Sunday, 24th: Robert left at 6.00am before I was up to drive a nine day tour. Ben also left on Sunday evening to drive another tour. So Denis has once again stepped in and is looking after me and driving for the rest of my time. Simon Etoru (Charles’ son) is doing all the cooking for us – a very good cook. I spent Sunday doing my photos and writing this.
Monday, 25th Nov: We spent today visiting SINA (Social Innovation Academy) at Mpigi (beyond Kampala on the other side on the way to Masaka) and have made some very helpful contacts and picked up many useful ideas which I hope will benefit Teso as the links are made. Espoir (a refugee from DRC and Rwanda, who now works there) is going to meet Joel Odongo in Kampala on Friday when he comes for a day’s workshop run by “Teach a Man to Fish”. An artist (Edgar from Mbale) is going to make contact with Emma Eyomu and has ideas for him. And a woman from Soroti wants to discuss the possibility of setting up the SINA model in Teso. We left before Etienne (the German founder) got back – he had asked to meet me because one of our ex-TESS students, Itwomo Catherine, had applied for one of their short courses at my suggestion and had told him about me (don’t know what she told him!), so I will be in touch with him later. One of the things we liked most was their up-cycled building materials: plastic bottles, plastic jerrycans, rubber tyres and tiles from Coca Cola plastic waste.

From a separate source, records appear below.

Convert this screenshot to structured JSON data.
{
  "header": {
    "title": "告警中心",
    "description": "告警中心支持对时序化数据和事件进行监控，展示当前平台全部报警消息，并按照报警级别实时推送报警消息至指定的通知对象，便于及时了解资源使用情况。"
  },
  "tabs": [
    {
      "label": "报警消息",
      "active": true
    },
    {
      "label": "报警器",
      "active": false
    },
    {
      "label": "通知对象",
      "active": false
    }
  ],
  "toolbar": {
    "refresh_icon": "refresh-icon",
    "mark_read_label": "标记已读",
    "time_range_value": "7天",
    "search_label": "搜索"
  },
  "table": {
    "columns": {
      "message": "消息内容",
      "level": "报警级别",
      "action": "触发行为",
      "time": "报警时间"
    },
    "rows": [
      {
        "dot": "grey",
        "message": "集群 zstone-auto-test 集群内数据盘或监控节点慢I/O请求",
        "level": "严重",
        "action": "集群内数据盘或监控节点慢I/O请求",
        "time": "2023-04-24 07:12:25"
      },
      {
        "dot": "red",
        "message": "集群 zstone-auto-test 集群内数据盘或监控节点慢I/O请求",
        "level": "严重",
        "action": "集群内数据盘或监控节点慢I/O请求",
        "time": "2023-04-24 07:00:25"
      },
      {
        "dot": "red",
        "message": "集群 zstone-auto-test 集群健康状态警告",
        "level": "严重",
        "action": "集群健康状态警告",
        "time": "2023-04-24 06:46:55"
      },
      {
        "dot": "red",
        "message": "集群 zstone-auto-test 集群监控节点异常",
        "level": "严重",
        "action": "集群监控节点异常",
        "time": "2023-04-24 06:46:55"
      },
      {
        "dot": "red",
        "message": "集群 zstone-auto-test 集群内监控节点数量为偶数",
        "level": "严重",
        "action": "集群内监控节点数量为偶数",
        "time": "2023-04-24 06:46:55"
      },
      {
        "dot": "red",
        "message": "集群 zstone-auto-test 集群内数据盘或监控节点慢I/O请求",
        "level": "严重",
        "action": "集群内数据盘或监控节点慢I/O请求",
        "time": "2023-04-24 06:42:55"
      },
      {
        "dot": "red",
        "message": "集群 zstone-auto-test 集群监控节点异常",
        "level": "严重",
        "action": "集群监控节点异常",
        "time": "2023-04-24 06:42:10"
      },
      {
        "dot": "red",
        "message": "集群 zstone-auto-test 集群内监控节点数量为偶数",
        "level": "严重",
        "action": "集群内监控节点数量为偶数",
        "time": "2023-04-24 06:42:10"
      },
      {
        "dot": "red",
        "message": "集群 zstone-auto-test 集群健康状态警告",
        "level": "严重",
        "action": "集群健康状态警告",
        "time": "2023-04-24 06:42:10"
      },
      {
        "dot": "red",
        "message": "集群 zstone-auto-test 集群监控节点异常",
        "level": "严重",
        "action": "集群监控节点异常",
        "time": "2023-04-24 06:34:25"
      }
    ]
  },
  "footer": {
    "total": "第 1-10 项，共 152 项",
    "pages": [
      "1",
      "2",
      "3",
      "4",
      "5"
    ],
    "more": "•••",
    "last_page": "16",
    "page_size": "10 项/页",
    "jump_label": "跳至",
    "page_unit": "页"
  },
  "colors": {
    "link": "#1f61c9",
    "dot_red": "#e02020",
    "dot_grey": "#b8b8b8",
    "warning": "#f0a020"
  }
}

Tuesday, 26th Nov: I visited Sam Opol in Mukono for a couple of hours. It wasn’t possible to see Josephine Aguti (ex-TESS) who has recently returned from doing a two years’ Master’s in railway engineering in Addis Ababa.
After lunch in Ben’s home, Denis took me to Entebbe, visiting Agnes Amajo (ex-TESS) at her work place in Nsambya. Agnes did Fashion and Dseign and is now working for the Jesuit Relief Services training refugee women and men in tailoring and design at a very high standard. They take orders for wedding dresses amongst other things.
We couldn’t find Hapa’s house, so phoned Babu who came out in his car to find us and lead us there. We were nearly there when we heard a very loud hissing – and found that the best tyre had a large hole through which air was rushing at high pressure! However, the tyre didn’t seem to be going down and the air stopped coming out after about five minutes, so Denis was able to drive to a garage who said it couldn’t be repaired, so I had to buy yet another tyre!
Many of the Nganwa family were at Hapa’s house: his wife Alice, William and his daughter Samantha, Babu and his daughter Peace, Baka, and a daughter of Jean. I don’t think I have ever been with so many of them all at once since childhood! After a lovely meal, Hapa and Babu took me to the airport, to start the long journey home.